A new research, presented at the Heart Failure Congress, 2013, has linked the early andropausal syndrome to heart failure. According to the research, male menopause was four times more common in men who had suffered from heart failure in the past.
Men tend to suffer from andropausal syndrome (AS) as they grow older. Andropausal syndrome, also known as male menopause, or late-set hypogonadism and androgen deficiency in the aging male (ADAM), occurs when men demonstrate a decrease in the levels of anabolic hormones including testosterone, due to which, certain clinical symptoms occur.
These clinical symptoms are categorized into three, according Aging Male Symptom Rating Scale-sexual (decrease in beard growth, libido problems, sexual dysfunction, erectile dysfunction, feelings of having passed the 'zenith' of life), somato-vegetative (joint problems, sweating, muscle problems, need for more sleep, weakness, exhaustion, sleep disturbances) and psychological (feeling depressed, discouraged, nervous, anxious and irritable).
"AS leads to poor quality of life. We wanted to discover whether heart failure increases AS and whether additional androgen therapies could improve quality of life in heart failure patients," Professor Ewa A. Jankowska (Wroclaw, Poland) said.
Until now, the impact of heart failure on andropausal syndrome had not been studied, and all we knew was that heart failure increased with age, and that patients who had suffered from heart failure tend to have deficiencies of anabolic hormones, leading to a reduced capacity of physical work, depression and poor prognosis.

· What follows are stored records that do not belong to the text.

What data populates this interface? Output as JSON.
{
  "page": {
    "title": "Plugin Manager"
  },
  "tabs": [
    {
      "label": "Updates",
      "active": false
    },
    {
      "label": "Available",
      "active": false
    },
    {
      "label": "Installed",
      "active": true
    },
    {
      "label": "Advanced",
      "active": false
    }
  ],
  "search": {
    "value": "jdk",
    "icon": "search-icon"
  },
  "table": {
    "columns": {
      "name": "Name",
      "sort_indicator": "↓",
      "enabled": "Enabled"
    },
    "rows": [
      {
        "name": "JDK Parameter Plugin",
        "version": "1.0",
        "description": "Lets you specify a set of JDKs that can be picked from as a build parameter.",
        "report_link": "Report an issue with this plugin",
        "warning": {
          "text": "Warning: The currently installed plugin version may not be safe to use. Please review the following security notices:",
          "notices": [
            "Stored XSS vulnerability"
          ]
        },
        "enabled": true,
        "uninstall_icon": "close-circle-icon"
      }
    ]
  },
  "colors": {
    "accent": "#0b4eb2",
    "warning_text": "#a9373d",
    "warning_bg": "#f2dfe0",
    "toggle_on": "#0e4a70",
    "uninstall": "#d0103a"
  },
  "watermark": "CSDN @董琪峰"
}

Now, this particular study took into consideration 232 men with systolic heart failure, all of them between the ages of 40 to 80 years, and evaluated the prevalence of andropausal syndrome in them, along with the severity of the symptoms associated with it. The magnitude of the symptoms was then assessed using the Aging Male Symptom Rating Scale, and it was discovered that almost one-third of the men suffering from heart failure were affected by andropausal syndrome, and that heart failure in general, led to a fourfold increase in the risk of suffering from andropausal syndrome.

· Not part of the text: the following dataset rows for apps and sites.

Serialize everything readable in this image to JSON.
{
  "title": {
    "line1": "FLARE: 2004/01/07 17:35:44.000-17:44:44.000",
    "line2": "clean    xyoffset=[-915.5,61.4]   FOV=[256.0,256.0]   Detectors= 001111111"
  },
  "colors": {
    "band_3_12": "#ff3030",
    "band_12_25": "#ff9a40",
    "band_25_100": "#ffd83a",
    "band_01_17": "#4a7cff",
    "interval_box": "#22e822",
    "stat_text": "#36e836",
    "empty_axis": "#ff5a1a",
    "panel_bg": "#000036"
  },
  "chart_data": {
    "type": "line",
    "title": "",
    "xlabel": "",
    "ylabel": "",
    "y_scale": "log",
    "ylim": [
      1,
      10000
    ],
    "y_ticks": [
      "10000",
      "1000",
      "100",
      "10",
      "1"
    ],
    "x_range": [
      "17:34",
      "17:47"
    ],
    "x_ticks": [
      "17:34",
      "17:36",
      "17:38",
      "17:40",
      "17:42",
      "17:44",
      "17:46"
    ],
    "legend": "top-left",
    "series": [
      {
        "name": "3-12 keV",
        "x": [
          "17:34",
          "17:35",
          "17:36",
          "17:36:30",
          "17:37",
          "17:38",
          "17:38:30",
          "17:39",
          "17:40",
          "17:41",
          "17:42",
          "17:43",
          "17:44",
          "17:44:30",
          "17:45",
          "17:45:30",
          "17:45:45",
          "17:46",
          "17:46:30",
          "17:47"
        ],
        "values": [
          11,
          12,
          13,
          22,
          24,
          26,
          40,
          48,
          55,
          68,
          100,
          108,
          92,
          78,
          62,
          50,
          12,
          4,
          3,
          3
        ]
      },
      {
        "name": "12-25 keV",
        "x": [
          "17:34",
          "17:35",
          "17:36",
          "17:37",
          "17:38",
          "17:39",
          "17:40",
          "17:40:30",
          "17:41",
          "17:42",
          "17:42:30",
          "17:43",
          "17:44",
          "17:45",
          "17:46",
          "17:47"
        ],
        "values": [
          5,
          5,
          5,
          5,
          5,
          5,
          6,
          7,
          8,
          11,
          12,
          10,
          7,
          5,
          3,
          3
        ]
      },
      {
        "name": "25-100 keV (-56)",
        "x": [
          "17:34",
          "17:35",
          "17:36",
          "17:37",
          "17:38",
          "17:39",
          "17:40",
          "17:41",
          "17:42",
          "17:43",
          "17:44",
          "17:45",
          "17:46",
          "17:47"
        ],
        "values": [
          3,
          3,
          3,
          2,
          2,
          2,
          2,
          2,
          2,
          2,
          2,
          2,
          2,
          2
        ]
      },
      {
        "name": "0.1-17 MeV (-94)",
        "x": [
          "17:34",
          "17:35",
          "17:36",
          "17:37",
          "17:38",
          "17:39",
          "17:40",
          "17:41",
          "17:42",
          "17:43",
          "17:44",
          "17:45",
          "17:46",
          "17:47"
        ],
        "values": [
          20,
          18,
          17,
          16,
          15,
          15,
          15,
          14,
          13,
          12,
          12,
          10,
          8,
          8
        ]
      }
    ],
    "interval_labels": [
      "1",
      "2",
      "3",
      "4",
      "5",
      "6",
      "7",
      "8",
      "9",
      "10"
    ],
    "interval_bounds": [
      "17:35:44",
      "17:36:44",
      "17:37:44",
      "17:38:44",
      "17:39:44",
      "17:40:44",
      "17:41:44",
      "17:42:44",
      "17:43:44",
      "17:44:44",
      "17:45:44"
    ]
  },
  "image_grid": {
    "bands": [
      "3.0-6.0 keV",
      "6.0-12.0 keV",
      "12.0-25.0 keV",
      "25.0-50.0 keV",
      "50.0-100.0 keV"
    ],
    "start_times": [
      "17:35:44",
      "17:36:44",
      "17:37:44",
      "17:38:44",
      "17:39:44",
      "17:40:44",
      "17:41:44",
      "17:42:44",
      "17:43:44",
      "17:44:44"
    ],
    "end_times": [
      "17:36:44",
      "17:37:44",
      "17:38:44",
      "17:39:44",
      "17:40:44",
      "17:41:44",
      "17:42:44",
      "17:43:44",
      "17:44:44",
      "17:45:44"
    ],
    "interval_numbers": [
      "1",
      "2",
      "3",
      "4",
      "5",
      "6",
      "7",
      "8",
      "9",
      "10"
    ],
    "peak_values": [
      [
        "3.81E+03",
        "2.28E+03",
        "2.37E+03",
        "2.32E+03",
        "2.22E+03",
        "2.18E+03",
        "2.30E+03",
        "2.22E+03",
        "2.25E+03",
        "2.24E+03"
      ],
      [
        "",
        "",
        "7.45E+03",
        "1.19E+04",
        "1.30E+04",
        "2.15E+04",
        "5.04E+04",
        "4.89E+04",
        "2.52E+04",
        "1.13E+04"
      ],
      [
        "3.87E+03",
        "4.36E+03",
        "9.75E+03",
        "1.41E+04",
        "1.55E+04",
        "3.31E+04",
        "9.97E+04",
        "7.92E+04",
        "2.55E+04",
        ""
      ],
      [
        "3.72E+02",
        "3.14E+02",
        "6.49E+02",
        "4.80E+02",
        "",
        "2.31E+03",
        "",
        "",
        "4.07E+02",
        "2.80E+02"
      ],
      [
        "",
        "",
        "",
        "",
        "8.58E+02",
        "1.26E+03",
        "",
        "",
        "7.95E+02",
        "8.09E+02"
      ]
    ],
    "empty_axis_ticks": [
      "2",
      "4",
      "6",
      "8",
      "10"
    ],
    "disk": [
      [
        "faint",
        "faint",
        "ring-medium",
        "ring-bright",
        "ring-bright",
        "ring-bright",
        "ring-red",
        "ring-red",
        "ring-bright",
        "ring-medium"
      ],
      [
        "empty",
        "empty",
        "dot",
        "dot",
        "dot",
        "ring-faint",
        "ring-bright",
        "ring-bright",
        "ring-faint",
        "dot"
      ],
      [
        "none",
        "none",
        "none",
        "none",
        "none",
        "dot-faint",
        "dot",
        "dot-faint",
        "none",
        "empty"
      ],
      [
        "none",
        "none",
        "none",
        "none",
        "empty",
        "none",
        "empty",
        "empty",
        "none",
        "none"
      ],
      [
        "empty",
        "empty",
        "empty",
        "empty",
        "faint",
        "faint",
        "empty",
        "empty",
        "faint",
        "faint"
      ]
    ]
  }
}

"Heart failure leads to anabolic hormone deficiencies at a relatively young age and thereby accelerates male aging and the development of AS. These patients have poor quality of life and need endocrinological and sexual counseling," Professor Jankowska said.
Currently, there's a speculation that heart failure treatments could be responsible for the decreased endocrine function, leading to andropausal syndrome. However, a follow-up study showed weak associations between them both, thus validating that heart failure itself impacts the functioning of the endocrine gland.

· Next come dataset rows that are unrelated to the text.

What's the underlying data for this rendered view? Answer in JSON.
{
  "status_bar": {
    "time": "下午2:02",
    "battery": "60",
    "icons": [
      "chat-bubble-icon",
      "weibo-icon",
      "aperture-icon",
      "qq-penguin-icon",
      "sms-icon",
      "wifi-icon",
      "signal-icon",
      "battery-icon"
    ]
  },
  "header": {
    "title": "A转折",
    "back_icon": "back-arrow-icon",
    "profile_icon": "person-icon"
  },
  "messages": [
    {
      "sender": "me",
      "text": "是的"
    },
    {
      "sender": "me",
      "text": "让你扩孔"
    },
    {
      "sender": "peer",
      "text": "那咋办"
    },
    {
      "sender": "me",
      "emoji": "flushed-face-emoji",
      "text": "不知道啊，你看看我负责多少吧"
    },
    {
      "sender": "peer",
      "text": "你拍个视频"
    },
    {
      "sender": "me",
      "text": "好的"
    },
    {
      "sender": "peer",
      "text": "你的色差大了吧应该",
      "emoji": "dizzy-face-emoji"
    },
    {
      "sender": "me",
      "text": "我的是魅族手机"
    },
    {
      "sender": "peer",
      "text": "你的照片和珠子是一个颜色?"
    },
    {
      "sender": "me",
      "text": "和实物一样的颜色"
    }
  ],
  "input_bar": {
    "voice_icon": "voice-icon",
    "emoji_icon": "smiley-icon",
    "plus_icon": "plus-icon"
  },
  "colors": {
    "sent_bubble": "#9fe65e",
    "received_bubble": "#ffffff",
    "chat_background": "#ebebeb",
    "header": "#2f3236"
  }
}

"Further research is needed to determine whether androgen supplementation can reduce the severity of andropausal symptoms," Jankowska concluded.